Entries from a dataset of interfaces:
■ ■ ■

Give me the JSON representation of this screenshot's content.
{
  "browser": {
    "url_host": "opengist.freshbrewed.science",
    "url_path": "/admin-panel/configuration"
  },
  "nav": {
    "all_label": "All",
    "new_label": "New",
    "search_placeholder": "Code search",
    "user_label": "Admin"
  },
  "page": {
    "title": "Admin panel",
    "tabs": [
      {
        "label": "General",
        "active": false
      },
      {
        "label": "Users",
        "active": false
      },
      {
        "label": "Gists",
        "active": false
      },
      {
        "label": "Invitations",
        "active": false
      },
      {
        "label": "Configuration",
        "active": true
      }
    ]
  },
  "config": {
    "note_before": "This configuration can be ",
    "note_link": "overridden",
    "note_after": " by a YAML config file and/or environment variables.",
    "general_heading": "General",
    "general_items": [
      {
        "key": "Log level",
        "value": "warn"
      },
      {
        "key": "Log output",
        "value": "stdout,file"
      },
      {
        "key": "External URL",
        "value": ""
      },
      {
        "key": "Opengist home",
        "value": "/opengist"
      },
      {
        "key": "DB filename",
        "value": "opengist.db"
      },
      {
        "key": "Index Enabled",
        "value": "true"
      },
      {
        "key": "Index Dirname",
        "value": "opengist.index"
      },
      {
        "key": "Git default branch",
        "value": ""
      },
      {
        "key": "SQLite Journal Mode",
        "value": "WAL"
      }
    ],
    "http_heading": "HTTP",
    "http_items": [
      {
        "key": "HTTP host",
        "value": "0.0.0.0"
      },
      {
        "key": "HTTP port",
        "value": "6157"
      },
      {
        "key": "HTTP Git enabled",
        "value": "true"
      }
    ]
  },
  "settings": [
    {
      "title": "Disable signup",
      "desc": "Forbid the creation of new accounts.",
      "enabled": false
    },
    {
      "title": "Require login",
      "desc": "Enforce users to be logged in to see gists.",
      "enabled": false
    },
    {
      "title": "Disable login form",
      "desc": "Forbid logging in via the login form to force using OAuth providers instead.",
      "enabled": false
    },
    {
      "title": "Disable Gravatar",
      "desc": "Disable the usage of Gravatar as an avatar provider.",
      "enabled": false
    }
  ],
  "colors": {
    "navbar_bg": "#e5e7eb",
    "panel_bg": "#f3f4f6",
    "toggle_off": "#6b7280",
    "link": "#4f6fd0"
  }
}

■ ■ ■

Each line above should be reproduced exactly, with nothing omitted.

Give me the JSON representation of this screenshot's content.
{
  "browser": {
    "url_host": "opengist.freshbrewed.science",
    "url_path": "/admin-panel/configuration"
  },
  "nav": {
    "all_label": "All",
    "new_label": "New",
    "search_placeholder": "Code search",
    "user_label": "Admin"
  },
  "page": {
    "title": "Admin panel",
    "tabs": [
      {
        "label": "General",
        "active": false
      },
      {
        "label": "Users",
        "active": false
      },
      {
        "label": "Gists",
        "active": false
      },
      {
        "label": "Invitations",
        "active": false
      },
      {
        "label": "Configuration",
        "active": true
      }
    ]
  },
  "config": {
    "note_before": "This configuration can be ",
    "note_link": "overridden",
    "note_after": " by a YAML config file and/or environment variables.",
    "general_heading": "General",
    "general_items": [
      {
        "key": "Log level",
        "value": "warn"
      },
      {
        "key": "Log output",
        "value": "stdout,file"
      },
      {
        "key": "External URL",
        "value": ""
      },
      {
        "key": "Opengist home",
        "value": "/opengist"
      },
      {
        "key": "DB filename",
        "value": "opengist.db"
      },
      {
        "key": "Index Enabled",
        "value": "true"
      },
      {
        "key": "Index Dirname",
        "value": "opengist.index"
      },
      {
        "key": "Git default branch",
        "value": ""
      },
      {
        "key": "SQLite Journal Mode",
        "value": "WAL"
      }
    ],
    "http_heading": "HTTP",
    "http_items": [
      {
        "key": "HTTP host",
        "value": "0.0.0.0"
      },
      {
        "key": "HTTP port",
        "value": "6157"
      },
      {
        "key": "HTTP Git enabled",
        "value": "true"
      }
    ]
  },
  "settings": [
    {
      "title": "Disable signup",
      "desc": "Forbid the creation of new accounts.",
      "enabled": false
    },
    {
      "title": "Require login",
      "desc": "Enforce users to be logged in to see gists.",
      "enabled": false
    },
    {
      "title": "Disable login form",
      "desc": "Forbid logging in via the login form to force using OAuth providers instead.",
      "enabled": false
    },
    {
      "title": "Disable Gravatar",
      "desc": "Disable the usage of Gravatar as an avatar provider.",
      "enabled": false
    }
  ],
  "colors": {
    "navbar_bg": "#e5e7eb",
    "panel_bg": "#f3f4f6",
    "toggle_off": "#6b7280",
    "link": "#4f6fd0"
  }
}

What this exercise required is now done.